Image-Guided Radiation Therapy (IGRT) combines real-time imaging with radiation therapy during each treatment session. A CT scan or X-ray images are taken with the linear accelerator and compared with the original simulation images developed on your planning day. Your body is then moved into position to exactly match simulation position. This allows your radiation therapy treatment team to confirm and track movement of the tumor at the time of treatment and make fine adjustments to your position — increasing the precision of your therapy and minimizing the risk of side effects.
How It Works
The primary goal of all radiation therapy is to deliver the highest, most effective radiation dose possible to the tumor with minimal risk to surrounding healthy tissue. This requires pinpoint accuracy. IGRT provides increased accuracy by giving the treatment team the ability to confirm the tumor's location to within one millimeter at the start of each treatment session.
Before IGRT treatments begin, a simulation using a three dimensional CT, MRI or PET/CT scan will provide the radiation therapy team with initial imaging to view the internal organs and the tumor. This imaging will be used by your radiation oncologist to determine your treatment plan.
During each subsequent IGRT treatment session, your radiation therapy team will take a new image and compare it to the imaging taken during your simulation to confirm that you are in the correct position and determine if and how the tumor has shifted.

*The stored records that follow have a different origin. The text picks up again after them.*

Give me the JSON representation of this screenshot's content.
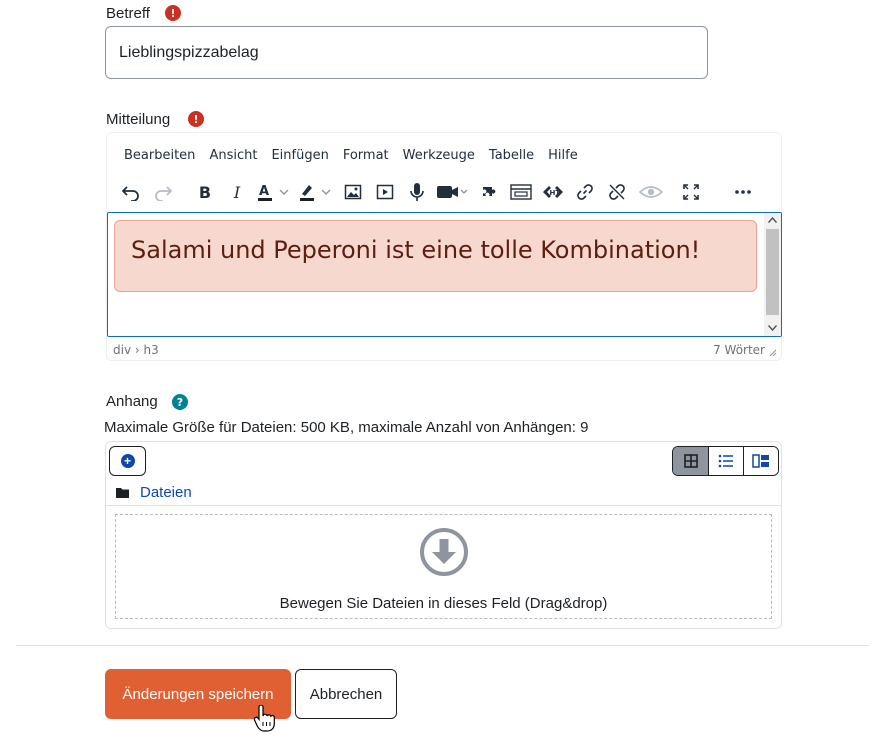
{
  "subject": {
    "label": "Betreff",
    "required_icon": "exclamation-icon",
    "value": "Lieblingspizzabelag"
  },
  "message": {
    "label": "Mitteilung",
    "required_icon": "exclamation-icon",
    "menus": [
      "Bearbeiten",
      "Ansicht",
      "Einfügen",
      "Format",
      "Werkzeuge",
      "Tabelle",
      "Hilfe"
    ],
    "toolbar_icons": [
      "undo-icon",
      "redo-icon",
      "bold-icon",
      "italic-icon",
      "text-color-icon",
      "highlight-color-icon",
      "image-icon",
      "media-icon",
      "record-audio-icon",
      "record-video-icon",
      "h5p-icon",
      "embed-icon",
      "accessibility-checker-icon",
      "link-icon",
      "unlink-icon",
      "preview-icon",
      "fullscreen-icon",
      "more-icon"
    ],
    "content": "Salami und Peperoni ist eine tolle Kombination!",
    "content_bg": "#f7d8cf",
    "path": "div › h3",
    "word_count": "7 Wörter"
  },
  "attachment": {
    "label": "Anhang",
    "help_icon": "question-icon",
    "limits": "Maximale Größe für Dateien: 500 KB, maximale Anzahl von Anhängen: 9",
    "folder_label": "Dateien",
    "drop_text": "Bewegen Sie Dateien in dieses Feld (Drag&drop)",
    "view_modes": [
      "grid-view-icon",
      "list-view-icon",
      "tree-view-icon"
    ],
    "active_view": "grid-view-icon"
  },
  "actions": {
    "save_label": "Änderungen speichern",
    "cancel_label": "Abbrechen",
    "primary_color": "#e06033"
  }
}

You will then be adjusted on the table accordingly, so that the tumor is in exactly the right location and the radiation is precisely targeting the tumor according to your treatment plan.
- More precise radiation doses can safely be delivered to tumors with fewer side effects

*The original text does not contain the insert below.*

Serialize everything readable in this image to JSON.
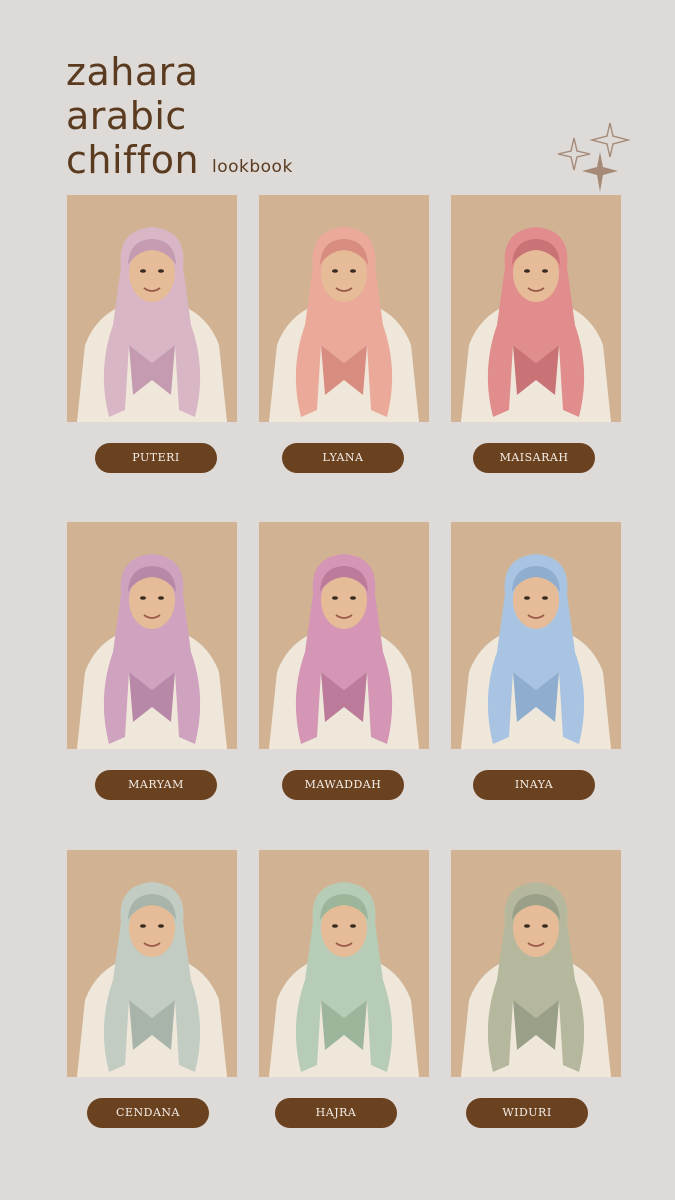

- Reduced treatment toxicity
Types of Cancer Treated with IGRT
IGRT may be used to treat many areas including:
The Cancer Center operates in partnership with Upstate Cancer Center.